The problem: Examine each line of the data, and copy the ones containing "JSON".

Record excerpts:
╭──
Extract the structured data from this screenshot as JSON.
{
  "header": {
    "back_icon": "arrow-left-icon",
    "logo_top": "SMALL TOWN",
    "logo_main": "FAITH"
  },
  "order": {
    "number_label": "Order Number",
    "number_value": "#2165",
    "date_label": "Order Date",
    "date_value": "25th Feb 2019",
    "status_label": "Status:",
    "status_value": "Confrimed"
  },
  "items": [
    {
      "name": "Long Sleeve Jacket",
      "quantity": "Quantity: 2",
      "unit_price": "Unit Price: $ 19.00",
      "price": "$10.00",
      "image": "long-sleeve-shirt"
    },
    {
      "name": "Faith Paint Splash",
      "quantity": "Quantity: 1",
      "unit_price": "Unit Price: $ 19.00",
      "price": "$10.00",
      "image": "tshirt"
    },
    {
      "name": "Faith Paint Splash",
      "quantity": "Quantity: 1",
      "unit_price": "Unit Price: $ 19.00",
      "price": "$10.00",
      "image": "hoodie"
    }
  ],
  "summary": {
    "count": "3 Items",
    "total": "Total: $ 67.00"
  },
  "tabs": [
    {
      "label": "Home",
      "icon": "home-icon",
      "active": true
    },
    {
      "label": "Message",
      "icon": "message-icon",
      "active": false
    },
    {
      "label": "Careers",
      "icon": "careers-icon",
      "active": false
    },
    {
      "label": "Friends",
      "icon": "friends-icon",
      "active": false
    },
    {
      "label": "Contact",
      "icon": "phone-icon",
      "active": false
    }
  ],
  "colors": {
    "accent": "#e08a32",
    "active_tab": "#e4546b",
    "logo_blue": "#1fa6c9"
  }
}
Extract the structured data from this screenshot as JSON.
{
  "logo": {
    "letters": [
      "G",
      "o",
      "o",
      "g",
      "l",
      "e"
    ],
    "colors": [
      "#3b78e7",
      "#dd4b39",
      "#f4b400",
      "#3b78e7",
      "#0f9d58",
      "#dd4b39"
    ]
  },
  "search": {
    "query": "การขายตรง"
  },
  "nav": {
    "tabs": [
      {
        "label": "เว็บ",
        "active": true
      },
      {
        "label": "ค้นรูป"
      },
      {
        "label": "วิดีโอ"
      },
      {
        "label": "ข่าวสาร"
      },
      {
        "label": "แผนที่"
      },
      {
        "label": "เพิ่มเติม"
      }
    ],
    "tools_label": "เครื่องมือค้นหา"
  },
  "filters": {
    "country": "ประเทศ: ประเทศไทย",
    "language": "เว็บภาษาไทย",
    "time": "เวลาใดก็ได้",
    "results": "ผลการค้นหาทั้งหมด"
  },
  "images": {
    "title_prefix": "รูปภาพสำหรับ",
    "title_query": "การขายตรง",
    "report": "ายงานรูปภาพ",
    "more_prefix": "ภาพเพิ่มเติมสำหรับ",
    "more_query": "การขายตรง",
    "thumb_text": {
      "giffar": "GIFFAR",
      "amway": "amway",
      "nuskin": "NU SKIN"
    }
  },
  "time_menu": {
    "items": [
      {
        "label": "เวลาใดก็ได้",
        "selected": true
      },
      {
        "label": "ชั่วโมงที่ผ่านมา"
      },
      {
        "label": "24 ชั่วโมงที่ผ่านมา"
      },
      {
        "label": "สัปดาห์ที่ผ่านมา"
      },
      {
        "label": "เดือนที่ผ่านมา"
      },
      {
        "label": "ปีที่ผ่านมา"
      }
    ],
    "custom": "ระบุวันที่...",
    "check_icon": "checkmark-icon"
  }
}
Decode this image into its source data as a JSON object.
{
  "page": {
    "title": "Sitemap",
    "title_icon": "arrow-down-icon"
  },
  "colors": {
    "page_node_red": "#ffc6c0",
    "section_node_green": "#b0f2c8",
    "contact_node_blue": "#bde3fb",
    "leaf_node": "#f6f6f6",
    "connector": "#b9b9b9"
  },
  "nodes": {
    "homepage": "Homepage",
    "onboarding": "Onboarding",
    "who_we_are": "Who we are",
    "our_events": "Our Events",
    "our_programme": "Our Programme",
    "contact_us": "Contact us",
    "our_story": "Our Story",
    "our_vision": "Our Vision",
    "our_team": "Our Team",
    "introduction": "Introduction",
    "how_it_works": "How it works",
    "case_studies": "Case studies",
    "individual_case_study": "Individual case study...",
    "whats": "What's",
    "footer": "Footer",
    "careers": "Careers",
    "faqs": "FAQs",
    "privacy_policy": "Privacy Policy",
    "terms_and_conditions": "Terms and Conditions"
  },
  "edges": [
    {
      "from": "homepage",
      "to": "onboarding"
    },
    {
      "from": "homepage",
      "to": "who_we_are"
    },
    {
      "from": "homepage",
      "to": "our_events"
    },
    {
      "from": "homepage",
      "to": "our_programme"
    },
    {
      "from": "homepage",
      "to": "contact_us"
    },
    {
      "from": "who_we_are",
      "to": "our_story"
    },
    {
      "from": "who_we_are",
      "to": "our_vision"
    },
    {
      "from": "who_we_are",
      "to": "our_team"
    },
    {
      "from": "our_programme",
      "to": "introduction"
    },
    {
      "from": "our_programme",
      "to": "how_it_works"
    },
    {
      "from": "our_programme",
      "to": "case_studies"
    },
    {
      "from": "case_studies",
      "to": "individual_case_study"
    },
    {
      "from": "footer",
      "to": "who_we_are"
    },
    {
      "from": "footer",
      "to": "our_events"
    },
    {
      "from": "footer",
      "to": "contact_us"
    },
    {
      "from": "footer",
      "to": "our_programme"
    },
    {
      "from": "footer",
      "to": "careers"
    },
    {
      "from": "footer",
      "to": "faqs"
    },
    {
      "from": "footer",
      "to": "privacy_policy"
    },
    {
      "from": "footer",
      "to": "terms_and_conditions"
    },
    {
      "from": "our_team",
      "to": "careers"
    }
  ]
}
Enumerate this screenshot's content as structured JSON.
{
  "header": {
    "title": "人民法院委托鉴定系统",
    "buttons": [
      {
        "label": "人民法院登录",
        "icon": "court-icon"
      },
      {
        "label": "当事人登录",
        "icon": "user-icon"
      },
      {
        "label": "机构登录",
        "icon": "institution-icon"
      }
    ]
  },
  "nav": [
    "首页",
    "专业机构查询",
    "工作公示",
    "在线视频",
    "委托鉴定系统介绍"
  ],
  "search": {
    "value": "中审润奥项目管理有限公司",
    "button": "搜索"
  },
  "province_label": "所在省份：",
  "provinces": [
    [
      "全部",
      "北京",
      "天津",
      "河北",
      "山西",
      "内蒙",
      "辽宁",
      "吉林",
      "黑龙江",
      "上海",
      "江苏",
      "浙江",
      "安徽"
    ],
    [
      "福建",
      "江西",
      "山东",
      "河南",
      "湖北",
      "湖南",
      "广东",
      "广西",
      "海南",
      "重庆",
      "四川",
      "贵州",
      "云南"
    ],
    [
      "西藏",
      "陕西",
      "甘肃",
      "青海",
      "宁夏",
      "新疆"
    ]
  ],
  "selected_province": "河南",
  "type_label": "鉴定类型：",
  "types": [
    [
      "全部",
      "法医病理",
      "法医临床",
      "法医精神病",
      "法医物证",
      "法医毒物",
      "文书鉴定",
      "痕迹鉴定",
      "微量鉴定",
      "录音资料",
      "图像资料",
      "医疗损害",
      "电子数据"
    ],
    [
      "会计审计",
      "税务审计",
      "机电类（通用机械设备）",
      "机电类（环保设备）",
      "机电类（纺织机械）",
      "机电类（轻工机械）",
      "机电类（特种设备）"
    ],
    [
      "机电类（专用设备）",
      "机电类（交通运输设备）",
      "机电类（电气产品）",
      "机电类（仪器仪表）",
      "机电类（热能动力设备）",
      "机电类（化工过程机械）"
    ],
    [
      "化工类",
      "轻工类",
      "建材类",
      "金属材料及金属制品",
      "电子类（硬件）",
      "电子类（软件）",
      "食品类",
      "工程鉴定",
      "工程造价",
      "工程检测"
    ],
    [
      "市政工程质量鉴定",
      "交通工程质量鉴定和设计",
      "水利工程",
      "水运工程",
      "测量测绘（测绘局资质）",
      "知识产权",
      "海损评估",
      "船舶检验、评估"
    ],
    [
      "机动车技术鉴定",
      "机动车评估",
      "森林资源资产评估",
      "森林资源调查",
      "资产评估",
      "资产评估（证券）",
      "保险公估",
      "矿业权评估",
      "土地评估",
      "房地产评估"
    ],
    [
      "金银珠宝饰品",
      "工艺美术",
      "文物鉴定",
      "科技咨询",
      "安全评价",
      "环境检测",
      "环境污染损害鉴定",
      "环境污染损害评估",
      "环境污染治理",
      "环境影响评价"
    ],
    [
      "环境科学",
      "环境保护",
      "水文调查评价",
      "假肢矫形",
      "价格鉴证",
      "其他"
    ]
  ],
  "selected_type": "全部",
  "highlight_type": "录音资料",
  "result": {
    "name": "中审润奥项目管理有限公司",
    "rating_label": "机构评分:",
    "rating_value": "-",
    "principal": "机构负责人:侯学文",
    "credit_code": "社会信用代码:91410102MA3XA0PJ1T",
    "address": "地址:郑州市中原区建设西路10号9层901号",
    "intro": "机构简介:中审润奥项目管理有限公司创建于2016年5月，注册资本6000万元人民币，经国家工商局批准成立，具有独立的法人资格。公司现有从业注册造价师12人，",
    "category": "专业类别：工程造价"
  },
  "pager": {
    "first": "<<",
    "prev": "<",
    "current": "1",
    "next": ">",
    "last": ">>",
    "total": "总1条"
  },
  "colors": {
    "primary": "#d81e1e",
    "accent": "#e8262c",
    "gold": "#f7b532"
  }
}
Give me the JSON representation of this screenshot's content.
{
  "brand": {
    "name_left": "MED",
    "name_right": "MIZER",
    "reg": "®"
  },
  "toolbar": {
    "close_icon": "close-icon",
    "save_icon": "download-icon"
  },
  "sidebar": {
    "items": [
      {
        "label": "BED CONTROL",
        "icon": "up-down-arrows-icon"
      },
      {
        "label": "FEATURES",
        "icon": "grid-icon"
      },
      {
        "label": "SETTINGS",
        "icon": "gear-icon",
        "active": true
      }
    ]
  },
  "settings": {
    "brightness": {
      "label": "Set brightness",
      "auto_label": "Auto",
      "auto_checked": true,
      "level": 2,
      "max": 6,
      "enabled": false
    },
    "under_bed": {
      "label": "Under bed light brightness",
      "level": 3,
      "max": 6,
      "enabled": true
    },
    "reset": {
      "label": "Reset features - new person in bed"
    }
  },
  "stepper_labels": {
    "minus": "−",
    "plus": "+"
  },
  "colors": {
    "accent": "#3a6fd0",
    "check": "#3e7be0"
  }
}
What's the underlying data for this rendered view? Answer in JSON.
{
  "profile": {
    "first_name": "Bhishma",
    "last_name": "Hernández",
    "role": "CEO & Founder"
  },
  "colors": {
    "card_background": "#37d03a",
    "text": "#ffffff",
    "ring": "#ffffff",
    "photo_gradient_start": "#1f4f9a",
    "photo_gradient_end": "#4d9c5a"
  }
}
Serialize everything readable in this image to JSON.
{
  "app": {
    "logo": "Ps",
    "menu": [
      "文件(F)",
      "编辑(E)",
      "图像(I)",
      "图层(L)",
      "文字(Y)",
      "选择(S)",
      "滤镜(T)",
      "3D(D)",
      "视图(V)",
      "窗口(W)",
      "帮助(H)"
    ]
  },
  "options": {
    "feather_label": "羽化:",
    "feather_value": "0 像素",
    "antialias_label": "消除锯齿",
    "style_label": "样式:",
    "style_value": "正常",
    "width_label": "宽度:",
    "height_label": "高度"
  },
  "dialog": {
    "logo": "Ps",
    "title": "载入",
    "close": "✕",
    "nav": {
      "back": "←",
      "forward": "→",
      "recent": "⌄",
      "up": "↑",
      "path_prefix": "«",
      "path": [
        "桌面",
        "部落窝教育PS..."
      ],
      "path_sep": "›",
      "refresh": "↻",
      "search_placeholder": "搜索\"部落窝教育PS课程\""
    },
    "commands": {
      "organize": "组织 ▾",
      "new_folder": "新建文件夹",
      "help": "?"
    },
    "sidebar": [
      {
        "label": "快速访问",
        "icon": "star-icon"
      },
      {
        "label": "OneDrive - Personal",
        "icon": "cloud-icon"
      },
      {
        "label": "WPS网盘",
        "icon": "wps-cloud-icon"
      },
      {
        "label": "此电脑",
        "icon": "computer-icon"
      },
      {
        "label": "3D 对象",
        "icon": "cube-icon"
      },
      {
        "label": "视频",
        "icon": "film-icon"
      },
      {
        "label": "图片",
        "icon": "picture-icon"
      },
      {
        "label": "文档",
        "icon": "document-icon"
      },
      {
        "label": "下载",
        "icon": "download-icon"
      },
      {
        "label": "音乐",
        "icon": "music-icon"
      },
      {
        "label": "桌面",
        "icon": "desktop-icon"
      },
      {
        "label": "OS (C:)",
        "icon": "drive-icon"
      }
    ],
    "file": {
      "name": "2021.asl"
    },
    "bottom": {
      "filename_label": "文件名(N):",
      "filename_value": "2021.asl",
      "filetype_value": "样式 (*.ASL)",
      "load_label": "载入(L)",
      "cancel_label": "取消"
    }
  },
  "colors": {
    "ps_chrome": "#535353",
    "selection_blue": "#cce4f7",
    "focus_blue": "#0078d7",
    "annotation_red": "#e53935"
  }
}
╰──
Response below:
Extract the structured data from this screenshot as JSON.
Extract the structured data from this screenshot as JSON.
Decode this image into its source data as a JSON object.
Enumerate this screenshot's content as structured JSON.
Give me the JSON representation of this screenshot's content.
What's the underlying data for this rendered view? Answer in JSON.
Serialize everything readable in this image to JSON.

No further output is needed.